## Work order:
What is needed is a verbatim copy of all the records.

START Data provided

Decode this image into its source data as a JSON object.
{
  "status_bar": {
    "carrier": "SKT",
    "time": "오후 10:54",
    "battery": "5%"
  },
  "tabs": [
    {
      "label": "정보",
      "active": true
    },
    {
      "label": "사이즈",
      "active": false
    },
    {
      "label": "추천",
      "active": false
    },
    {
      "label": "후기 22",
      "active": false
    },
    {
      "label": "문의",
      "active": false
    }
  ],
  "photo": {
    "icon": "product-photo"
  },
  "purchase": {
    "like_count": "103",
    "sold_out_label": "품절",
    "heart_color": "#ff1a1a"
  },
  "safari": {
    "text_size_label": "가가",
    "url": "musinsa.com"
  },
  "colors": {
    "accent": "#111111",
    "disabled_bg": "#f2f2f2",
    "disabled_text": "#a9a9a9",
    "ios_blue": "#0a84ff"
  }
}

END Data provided

## Completed exercise:
Decode this image into its source data as a JSON object.
{
  "status_bar": {
    "carrier": "SKT",
    "time": "오후 10:54",
    "battery": "5%"
  },
  "tabs": [
    {
      "label": "정보",
      "active": true
    },
    {
      "label": "사이즈",
      "active": false
    },
    {
      "label": "추천",
      "active": false
    },
    {
      "label": "후기 22",
      "active": false
    },
    {
      "label": "문의",
      "active": false
    }
  ],
  "photo": {
    "icon": "product-photo"
  },
  "purchase": {
    "like_count": "103",
    "sold_out_label": "품절",
    "heart_color": "#ff1a1a"
  },
  "safari": {
    "text_size_label": "가가",
    "url": "musinsa.com"
  },
  "colors": {
    "accent": "#111111",
    "disabled_bg": "#f2f2f2",
    "disabled_text": "#a9a9a9",
    "ios_blue": "#0a84ff"
  }
}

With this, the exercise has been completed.